|Review serial chest x-rays.||Changes on x-ray reflect progression or resolution of pulmonary complications, such as infiltrates and edema.|
|Administer red blood cells (RBCs), as indicated.||May be required to improve available oxygen to treat sepsis-induced hypoperfusion, or when the hematocrit falls below 30%.|
|Provide supplemental oxygen via appropriate route: nasal cannula, mask, or high-flow rebreathing mask.||Supplemental oxygen is important for correction of hypoxemia with failing respiratory effort or progressing acidosis.|
You may also like the following posts and care plans:
- Nursing Care Plan: The Ultimate Guide and Database – the ultimate database of nursing care plans for different diseases and conditions! Get the complete list!
- Nursing Diagnosis: The Complete Guide and List – archive of different nursing diagnoses with their definition, related factors, goals and nursing interventions with rationale.
Hematologic and Lymphatic Care Plans
Care plans related to the hematologic and lymphatic system:
- Anaphylactic Shock | 4 Care Plans
- Anemia | 4 Care Plans
- Aortic Aneurysm | 4 Care Plans
- Deep Vein Thrombosis | 5 Care Plans
- Disseminated Intravascular Coagulation | 4 Care Plans
- Hemophilia | 5 Care Plans
- Leukemia | 5 Care Plans

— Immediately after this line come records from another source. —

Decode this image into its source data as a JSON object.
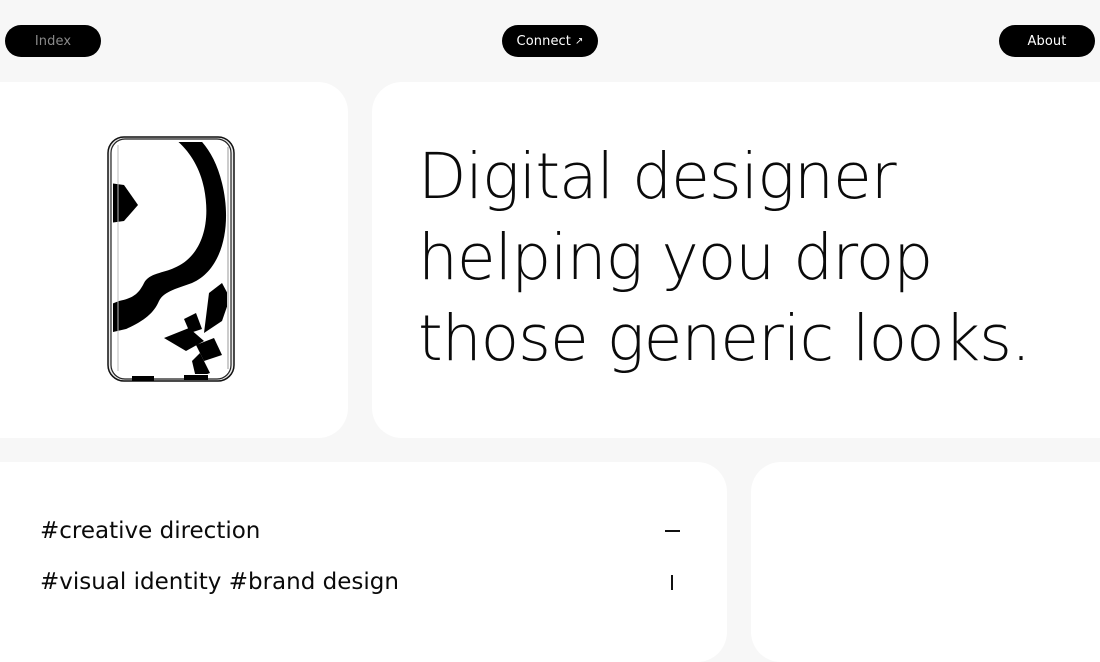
{
  "nav": {
    "index_label": "Index",
    "connect_label": "Connect",
    "connect_arrow": "↗",
    "about_label": "About"
  },
  "hero": {
    "lines": [
      "Digital designer",
      "helping you drop",
      "those generic looks."
    ]
  },
  "tags": {
    "items": [
      {
        "label": "#creative direction",
        "state": "expanded"
      },
      {
        "label": "#visual identity #brand design",
        "state": "collapsed"
      }
    ]
  },
  "icons": {
    "phone_art": "abstract-phone-illustration-icon",
    "minus": "minus-icon",
    "bar": "plus-partial-icon"
  },
  "colors": {
    "background": "#f7f7f7",
    "card": "#ffffff",
    "pill": "#000000",
    "text": "#0a0a0a",
    "index_text": "#8a8a8a"
  }
}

- Lymphoma | 3 Care Plans
- Sepsis and Septicemia | 6 Care Plans
- Sickle Cell Anemia Crisis | 6 Care Plans